### What to work on
Repeat the records below exactly as they appear.

Stored items

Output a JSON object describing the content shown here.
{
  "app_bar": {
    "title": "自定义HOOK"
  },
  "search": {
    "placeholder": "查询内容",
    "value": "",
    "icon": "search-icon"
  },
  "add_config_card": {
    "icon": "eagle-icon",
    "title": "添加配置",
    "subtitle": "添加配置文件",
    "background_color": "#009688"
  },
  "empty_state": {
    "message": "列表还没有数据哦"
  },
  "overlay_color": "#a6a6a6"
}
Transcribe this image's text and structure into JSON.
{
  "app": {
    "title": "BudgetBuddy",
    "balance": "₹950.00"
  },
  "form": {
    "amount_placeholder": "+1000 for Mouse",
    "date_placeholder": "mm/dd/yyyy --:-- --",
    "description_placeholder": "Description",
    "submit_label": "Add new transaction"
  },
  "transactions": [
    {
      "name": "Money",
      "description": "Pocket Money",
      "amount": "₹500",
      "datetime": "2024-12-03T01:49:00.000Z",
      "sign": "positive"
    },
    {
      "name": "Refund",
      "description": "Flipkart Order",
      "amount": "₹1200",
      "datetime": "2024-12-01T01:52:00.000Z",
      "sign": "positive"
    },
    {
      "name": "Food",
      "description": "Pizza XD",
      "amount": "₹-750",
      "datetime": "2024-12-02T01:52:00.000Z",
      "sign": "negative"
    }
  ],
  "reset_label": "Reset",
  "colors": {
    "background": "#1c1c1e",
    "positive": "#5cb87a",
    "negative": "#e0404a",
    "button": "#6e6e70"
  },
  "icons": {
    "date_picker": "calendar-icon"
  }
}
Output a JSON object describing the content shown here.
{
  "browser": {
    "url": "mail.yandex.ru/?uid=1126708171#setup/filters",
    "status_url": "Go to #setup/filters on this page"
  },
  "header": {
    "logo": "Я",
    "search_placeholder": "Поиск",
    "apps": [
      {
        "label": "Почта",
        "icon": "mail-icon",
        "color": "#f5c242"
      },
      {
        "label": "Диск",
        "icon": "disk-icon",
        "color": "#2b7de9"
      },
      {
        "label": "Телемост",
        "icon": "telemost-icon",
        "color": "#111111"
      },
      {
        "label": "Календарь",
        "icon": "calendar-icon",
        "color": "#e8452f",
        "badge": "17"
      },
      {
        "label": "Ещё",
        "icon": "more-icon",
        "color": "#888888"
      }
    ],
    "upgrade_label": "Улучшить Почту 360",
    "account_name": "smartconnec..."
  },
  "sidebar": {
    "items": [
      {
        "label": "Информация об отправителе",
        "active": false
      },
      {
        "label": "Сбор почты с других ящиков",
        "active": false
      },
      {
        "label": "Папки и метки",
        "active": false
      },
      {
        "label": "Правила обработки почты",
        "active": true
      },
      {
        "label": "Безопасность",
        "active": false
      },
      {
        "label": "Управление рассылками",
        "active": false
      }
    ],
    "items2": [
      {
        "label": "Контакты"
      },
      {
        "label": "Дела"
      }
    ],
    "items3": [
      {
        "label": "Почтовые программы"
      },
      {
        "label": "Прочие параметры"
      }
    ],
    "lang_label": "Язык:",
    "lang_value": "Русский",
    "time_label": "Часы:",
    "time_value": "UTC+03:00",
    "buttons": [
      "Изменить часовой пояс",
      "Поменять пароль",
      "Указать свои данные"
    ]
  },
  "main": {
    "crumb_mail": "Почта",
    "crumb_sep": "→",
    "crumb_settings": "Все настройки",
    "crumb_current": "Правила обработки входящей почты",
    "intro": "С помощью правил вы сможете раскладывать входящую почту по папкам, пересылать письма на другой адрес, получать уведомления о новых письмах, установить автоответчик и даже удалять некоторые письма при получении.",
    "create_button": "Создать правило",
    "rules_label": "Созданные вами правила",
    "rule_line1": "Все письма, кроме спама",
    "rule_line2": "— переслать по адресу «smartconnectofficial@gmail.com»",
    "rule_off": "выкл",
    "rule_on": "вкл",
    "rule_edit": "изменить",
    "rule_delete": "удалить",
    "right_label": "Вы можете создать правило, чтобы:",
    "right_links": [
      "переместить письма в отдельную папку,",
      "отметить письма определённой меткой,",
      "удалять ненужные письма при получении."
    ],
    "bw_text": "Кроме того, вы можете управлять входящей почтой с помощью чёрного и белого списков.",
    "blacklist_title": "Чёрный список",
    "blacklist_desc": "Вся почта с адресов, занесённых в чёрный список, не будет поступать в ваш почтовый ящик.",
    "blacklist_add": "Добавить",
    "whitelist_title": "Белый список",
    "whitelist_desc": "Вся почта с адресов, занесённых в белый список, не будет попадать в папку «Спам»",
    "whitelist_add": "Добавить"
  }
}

### Exercise solution
Output a JSON object describing the content shown here.
{
  "app_bar": {
    "title": "自定义HOOK"
  },
  "search": {
    "placeholder": "查询内容",
    "value": "",
    "icon": "search-icon"
  },
  "add_config_card": {
    "icon": "eagle-icon",
    "title": "添加配置",
    "subtitle": "添加配置文件",
    "background_color": "#009688"
  },
  "empty_state": {
    "message": "列表还没有数据哦"
  },
  "overlay_color": "#a6a6a6"
}
Transcribe this image's text and structure into JSON.
{
  "app": {
    "title": "BudgetBuddy",
    "balance": "₹950.00"
  },
  "form": {
    "amount_placeholder": "+1000 for Mouse",
    "date_placeholder": "mm/dd/yyyy --:-- --",
    "description_placeholder": "Description",
    "submit_label": "Add new transaction"
  },
  "transactions": [
    {
      "name": "Money",
      "description": "Pocket Money",
      "amount": "₹500",
      "datetime": "2024-12-03T01:49:00.000Z",
      "sign": "positive"
    },
    {
      "name": "Refund",
      "description": "Flipkart Order",
      "amount": "₹1200",
      "datetime": "2024-12-01T01:52:00.000Z",
      "sign": "positive"
    },
    {
      "name": "Food",
      "description": "Pizza XD",
      "amount": "₹-750",
      "datetime": "2024-12-02T01:52:00.000Z",
      "sign": "negative"
    }
  ],
  "reset_label": "Reset",
  "colors": {
    "background": "#1c1c1e",
    "positive": "#5cb87a",
    "negative": "#e0404a",
    "button": "#6e6e70"
  },
  "icons": {
    "date_picker": "calendar-icon"
  }
}
Output a JSON object describing the content shown here.
{
  "browser": {
    "url": "mail.yandex.ru/?uid=1126708171#setup/filters",
    "status_url": "Go to #setup/filters on this page"
  },
  "header": {
    "logo": "Я",
    "search_placeholder": "Поиск",
    "apps": [
      {
        "label": "Почта",
        "icon": "mail-icon",
        "color": "#f5c242"
      },
      {
        "label": "Диск",
        "icon": "disk-icon",
        "color": "#2b7de9"
      },
      {
        "label": "Телемост",
        "icon": "telemost-icon",
        "color": "#111111"
      },
      {
        "label": "Календарь",
        "icon": "calendar-icon",
        "color": "#e8452f",
        "badge": "17"
      },
      {
        "label": "Ещё",
        "icon": "more-icon",
        "color": "#888888"
      }
    ],
    "upgrade_label": "Улучшить Почту 360",
    "account_name": "smartconnec..."
  },
  "sidebar": {
    "items": [
      {
        "label": "Информация об отправителе",
        "active": false
      },
      {
        "label": "Сбор почты с других ящиков",
        "active": false
      },
      {
        "label": "Папки и метки",
        "active": false
      },
      {
        "label": "Правила обработки почты",
        "active": true
      },
      {
        "label": "Безопасность",
        "active": false
      },
      {
        "label": "Управление рассылками",
        "active": false
      }
    ],
    "items2": [
      {
        "label": "Контакты"
      },
      {
        "label": "Дела"
      }
    ],
    "items3": [
      {
        "label": "Почтовые программы"
      },
      {
        "label": "Прочие параметры"
      }
    ],
    "lang_label": "Язык:",
    "lang_value": "Русский",
    "time_label": "Часы:",
    "time_value": "UTC+03:00",
    "buttons": [
      "Изменить часовой пояс",
      "Поменять пароль",
      "Указать свои данные"
    ]
  },
  "main": {
    "crumb_mail": "Почта",
    "crumb_sep": "→",
    "crumb_settings": "Все настройки",
    "crumb_current": "Правила обработки входящей почты",
    "intro": "С помощью правил вы сможете раскладывать входящую почту по папкам, пересылать письма на другой адрес, получать уведомления о новых письмах, установить автоответчик и даже удалять некоторые письма при получении.",
    "create_button": "Создать правило",
    "rules_label": "Созданные вами правила",
    "rule_line1": "Все письма, кроме спама",
    "rule_line2": "— переслать по адресу «smartconnectofficial@gmail.com»",
    "rule_off": "выкл",
    "rule_on": "вкл",
    "rule_edit": "изменить",
    "rule_delete": "удалить",
    "right_label": "Вы можете создать правило, чтобы:",
    "right_links": [
      "переместить письма в отдельную папку,",
      "отметить письма определённой меткой,",
      "удалять ненужные письма при получении."
    ],
    "bw_text": "Кроме того, вы можете управлять входящей почтой с помощью чёрного и белого списков.",
    "blacklist_title": "Чёрный список",
    "blacklist_desc": "Вся почта с адресов, занесённых в чёрный список, не будет поступать в ваш почтовый ящик.",
    "blacklist_add": "Добавить",
    "whitelist_title": "Белый список",
    "whitelist_desc": "Вся почта с адресов, занесённых в белый список, не будет попадать в папку «Спам»",
    "whitelist_add": "Добавить"
  }
}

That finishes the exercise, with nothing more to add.